I’m interested in evolutionary ecology and currently, my three main projects are in one way or another centered around plant-insect interactions in Spodoptera moths. In one project, I study phenotypic plasticity and host plant selection during range expansion in S. littoralis to understand if and how this varies between range margin and core populations.. In another, I work with researchers at SLU, in Kenya and in France, on the effects of host plant species on antagonistic interactions between the invasive Fall Armyworm, S. frugiperda, and other insects. The aim of this project is to develop sustainable pest management. In the third project, my postdoc Audrey Bras studies how evolution of pesticide resistance is related to host plant range and the potential for cross-resistance between tolerance to pesticides and host plant chemicals.
-Tell us about your latest publication?
My latest publication is a perspective in Evolutionary Applications that I’ve written together with Åsa Lankinen and Johan Stenberg. In this paper, we explore and suggest how evolutionary knowledge could be used in integrated pest management. You can read all about it here: https://doi.org/10.1111/eva.13067
-What led you into your particular field of research?
Since my PhD I’ve been interested in antagonistic selection, which I originally studied in the context of sexual conflict. During my postdoc at Helsinki University I began to work with plant-insect interactions studying how a plant pathogen could affect insect performance. When returning back home, I decided to turn to SLU to see if it is possible to use evolutionary knowledge about antagonistic interactions and selection when addressing agricultural pest problems.
-What are the implications of your research for the society?

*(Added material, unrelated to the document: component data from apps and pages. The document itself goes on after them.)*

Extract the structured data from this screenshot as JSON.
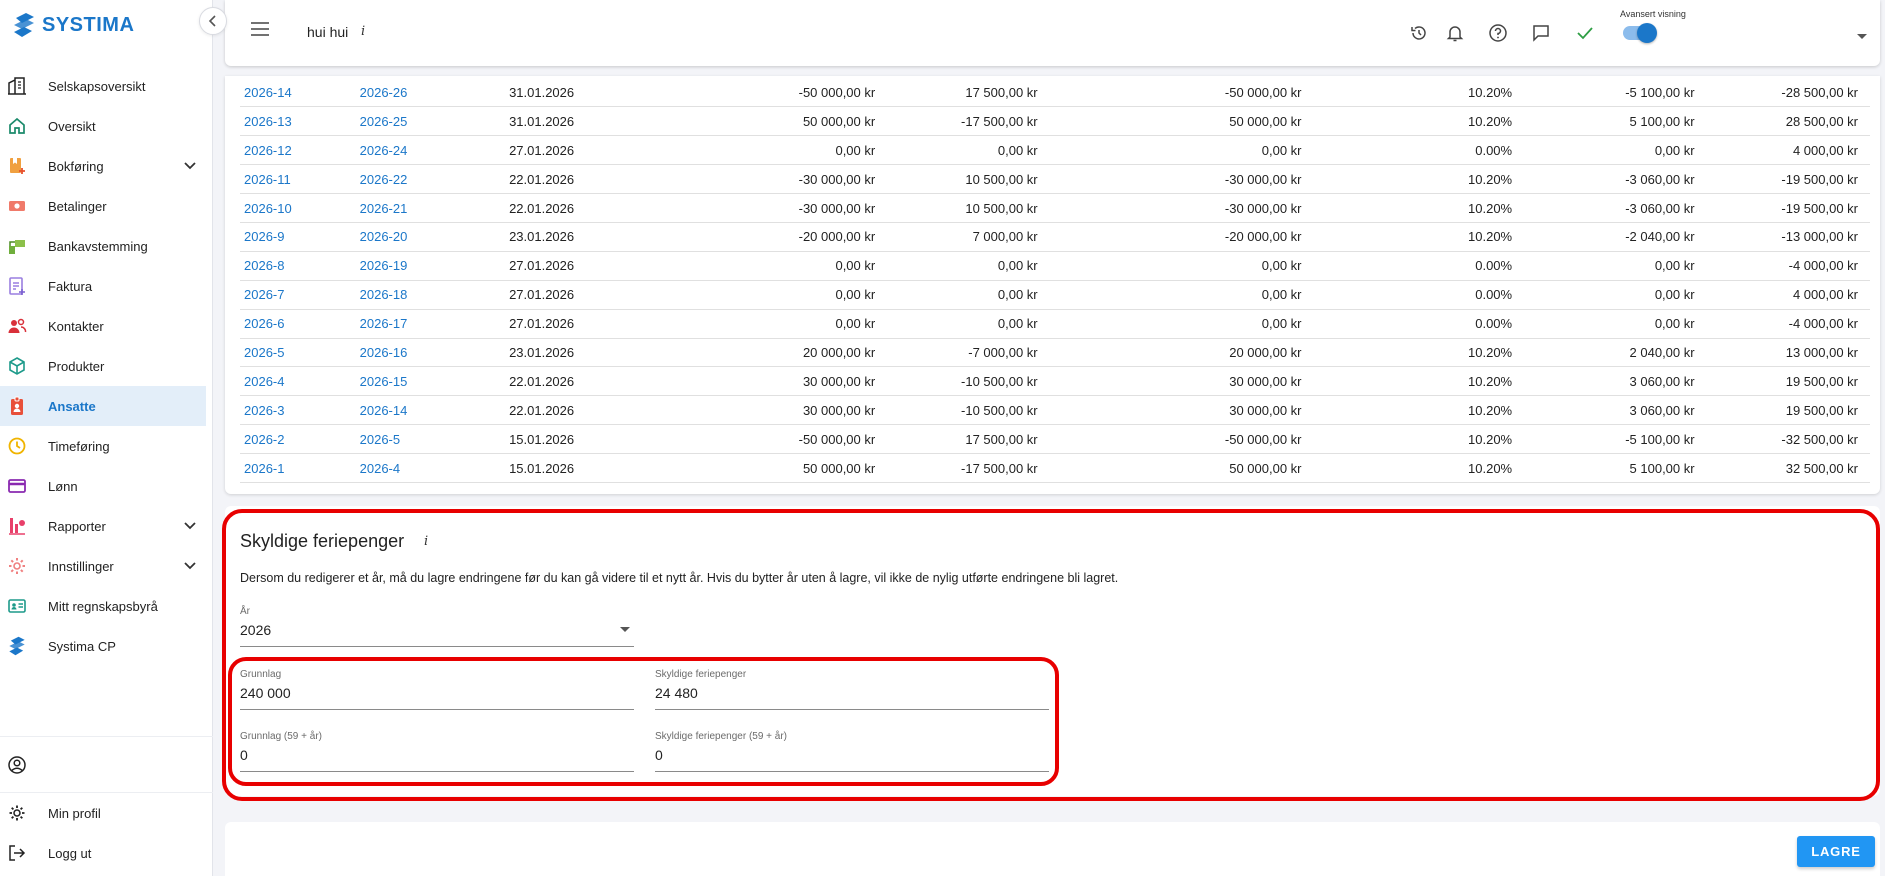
{
  "brand": {
    "name": "SYSTIMA",
    "accent": "#1b77c9",
    "highlight": "#e80000"
  },
  "sidebar": {
    "items": [
      {
        "label": "Selskapsoversikt",
        "icon": "buildings-icon"
      },
      {
        "label": "Oversikt",
        "icon": "home-icon"
      },
      {
        "label": "Bokføring",
        "icon": "bookkeeping-icon",
        "expandable": true
      },
      {
        "label": "Betalinger",
        "icon": "money-icon"
      },
      {
        "label": "Bankavstemming",
        "icon": "bank-icon"
      },
      {
        "label": "Faktura",
        "icon": "invoice-icon"
      },
      {
        "label": "Kontakter",
        "icon": "contacts-icon"
      },
      {
        "label": "Produkter",
        "icon": "box-icon"
      },
      {
        "label": "Ansatte",
        "icon": "employee-badge-icon",
        "active": true
      },
      {
        "label": "Timeføring",
        "icon": "clock-icon"
      },
      {
        "label": "Lønn",
        "icon": "card-icon"
      },
      {
        "label": "Rapporter",
        "icon": "reports-icon",
        "expandable": true
      },
      {
        "label": "Innstillinger",
        "icon": "gear-icon",
        "expandable": true
      },
      {
        "label": "Mitt regnskapsbyrå",
        "icon": "id-card-icon"
      },
      {
        "label": "Systima CP",
        "icon": "systima-logo-icon"
      }
    ],
    "bottom": {
      "profile_label": "Min profil",
      "logout_label": "Logg ut"
    }
  },
  "header": {
    "company": "hui hui",
    "info_symbol": "i",
    "advanced_view_label": "Avansert visning",
    "advanced_view_on": true
  },
  "table": {
    "rows": [
      [
        "2026-14",
        "2026-26",
        "31.01.2026",
        "-50 000,00 kr",
        "17 500,00 kr",
        "-50 000,00 kr",
        "10.20%",
        "-5 100,00 kr",
        "-28 500,00 kr"
      ],
      [
        "2026-13",
        "2026-25",
        "31.01.2026",
        "50 000,00 kr",
        "-17 500,00 kr",
        "50 000,00 kr",
        "10.20%",
        "5 100,00 kr",
        "28 500,00 kr"
      ],
      [
        "2026-12",
        "2026-24",
        "27.01.2026",
        "0,00 kr",
        "0,00 kr",
        "0,00 kr",
        "0.00%",
        "0,00 kr",
        "4 000,00 kr"
      ],
      [
        "2026-11",
        "2026-22",
        "22.01.2026",
        "-30 000,00 kr",
        "10 500,00 kr",
        "-30 000,00 kr",
        "10.20%",
        "-3 060,00 kr",
        "-19 500,00 kr"
      ],
      [
        "2026-10",
        "2026-21",
        "22.01.2026",
        "-30 000,00 kr",
        "10 500,00 kr",
        "-30 000,00 kr",
        "10.20%",
        "-3 060,00 kr",
        "-19 500,00 kr"
      ],
      [
        "2026-9",
        "2026-20",
        "23.01.2026",
        "-20 000,00 kr",
        "7 000,00 kr",
        "-20 000,00 kr",
        "10.20%",
        "-2 040,00 kr",
        "-13 000,00 kr"
      ],
      [
        "2026-8",
        "2026-19",
        "27.01.2026",
        "0,00 kr",
        "0,00 kr",
        "0,00 kr",
        "0.00%",
        "0,00 kr",
        "-4 000,00 kr"
      ],
      [
        "2026-7",
        "2026-18",
        "27.01.2026",
        "0,00 kr",
        "0,00 kr",
        "0,00 kr",
        "0.00%",
        "0,00 kr",
        "4 000,00 kr"
      ],
      [
        "2026-6",
        "2026-17",
        "27.01.2026",
        "0,00 kr",
        "0,00 kr",
        "0,00 kr",
        "0.00%",
        "0,00 kr",
        "-4 000,00 kr"
      ],
      [
        "2026-5",
        "2026-16",
        "23.01.2026",
        "20 000,00 kr",
        "-7 000,00 kr",
        "20 000,00 kr",
        "10.20%",
        "2 040,00 kr",
        "13 000,00 kr"
      ],
      [
        "2026-4",
        "2026-15",
        "22.01.2026",
        "30 000,00 kr",
        "-10 500,00 kr",
        "30 000,00 kr",
        "10.20%",
        "3 060,00 kr",
        "19 500,00 kr"
      ],
      [
        "2026-3",
        "2026-14",
        "22.01.2026",
        "30 000,00 kr",
        "-10 500,00 kr",
        "30 000,00 kr",
        "10.20%",
        "3 060,00 kr",
        "19 500,00 kr"
      ],
      [
        "2026-2",
        "2026-5",
        "15.01.2026",
        "-50 000,00 kr",
        "17 500,00 kr",
        "-50 000,00 kr",
        "10.20%",
        "-5 100,00 kr",
        "-32 500,00 kr"
      ],
      [
        "2026-1",
        "2026-4",
        "15.01.2026",
        "50 000,00 kr",
        "-17 500,00 kr",
        "50 000,00 kr",
        "10.20%",
        "5 100,00 kr",
        "32 500,00 kr"
      ]
    ]
  },
  "feriepenger": {
    "title": "Skyldige feriepenger",
    "description": "Dersom du redigerer et år, må du lagre endringene før du kan gå videre til et nytt år. Hvis du bytter år uten å lagre, vil ikke de nylig utførte endringene bli lagret.",
    "year_label": "År",
    "year_value": "2026",
    "grunnlag_label": "Grunnlag",
    "grunnlag_value": "240 000",
    "skyldige_label": "Skyldige feriepenger",
    "skyldige_value": "24 480",
    "grunnlag59_label": "Grunnlag (59 + år)",
    "grunnlag59_value": "0",
    "skyldige59_label": "Skyldige feriepenger (59 + år)",
    "skyldige59_value": "0"
  },
  "actions": {
    "save_label": "LAGRE"
  }
}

Most of my research is fundamental science and I hope that increased knowledge of e.g. evolution and insect behaviour could contribute to a will in society to preserve biodiversity. If you know how fascintating something is, you may want to protect it. With regards to my research that is more applied, I hope it could be a little piece contributing to sustainable control of the Fall Armyworm and food security.
-Finally, let´s say you got unlimited research funds; where would your research be five years from now?

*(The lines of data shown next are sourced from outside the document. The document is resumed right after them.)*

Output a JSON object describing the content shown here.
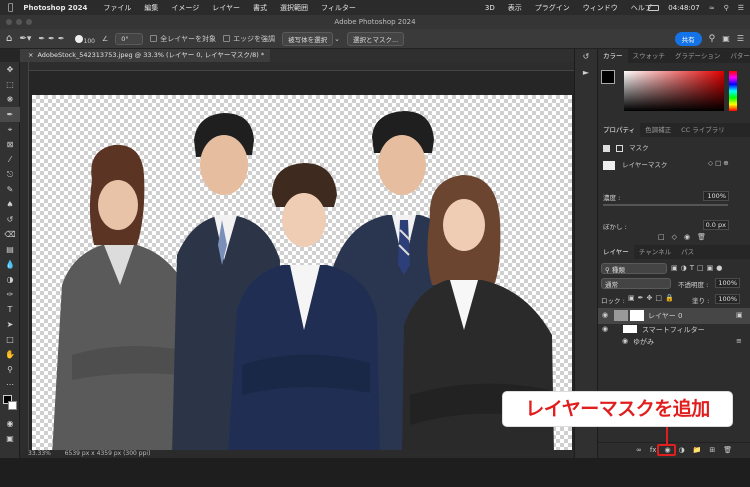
{
  "menubar": {
    "app_name": "Photoshop 2024",
    "items": [
      "ファイル",
      "編集",
      "イメージ",
      "レイヤー",
      "書式",
      "選択範囲",
      "フィルター",
      "3D",
      "表示",
      "プラグイン",
      "ウィンドウ",
      "ヘルプ"
    ],
    "clock": "04:48:07"
  },
  "window": {
    "title": "Adobe Photoshop 2024"
  },
  "options_bar": {
    "brush_size": "100",
    "angle": "0°",
    "sample_all_layers": "全レイヤーを対象",
    "enhance_edge": "エッジを強調",
    "select_subject": "被写体を選択",
    "select_and_mask": "選択とマスク...",
    "share": "共有"
  },
  "document": {
    "tab_title": "AdobeStock_542313753.jpeg @ 33.3% (レイヤー 0, レイヤーマスク/8) *",
    "zoom": "33.33%",
    "info": "6539 px x 4359 px (300 ppi)"
  },
  "color_panel": {
    "tabs": [
      "カラー",
      "スウォッチ",
      "グラデーション",
      "パターン"
    ]
  },
  "properties_panel": {
    "tabs": [
      "プロパティ",
      "色調補正",
      "CC ライブラリ"
    ],
    "mask_label": "マスク",
    "layer_mask_label": "レイヤーマスク",
    "density_label": "濃度 :",
    "density_value": "100%",
    "feather_label": "ぼかし :",
    "feather_value": "0.0 px"
  },
  "layers_panel": {
    "tabs": [
      "レイヤー",
      "チャンネル",
      "パス"
    ],
    "filter_kind": "種類",
    "blend_mode": "通常",
    "opacity_label": "不透明度 :",
    "opacity_value": "100%",
    "lock_label": "ロック :",
    "fill_label": "塗り :",
    "fill_value": "100%",
    "layers": [
      {
        "name": "レイヤー 0"
      },
      {
        "name": "スマートフィルター"
      },
      {
        "name": "ゆがみ"
      }
    ]
  },
  "annotation": {
    "callout_text": "レイヤーマスクを追加"
  },
  "colors": {
    "accent": "#1473e6",
    "callout": "#e01e1e"
  }
}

Oh, wow, that’s a wonderful question! I think I would continue to work with one foot in the field of evolutionary ecology and one foot in applied pest management – or rather to synthesise these two fields! A large part of the funding would be devoted to the manpower needed for yearly field surveys to obtain long-term data series on how populations change over time,, and to perform large experiments taking several specie, populations and generations into account. I love complex experimental design!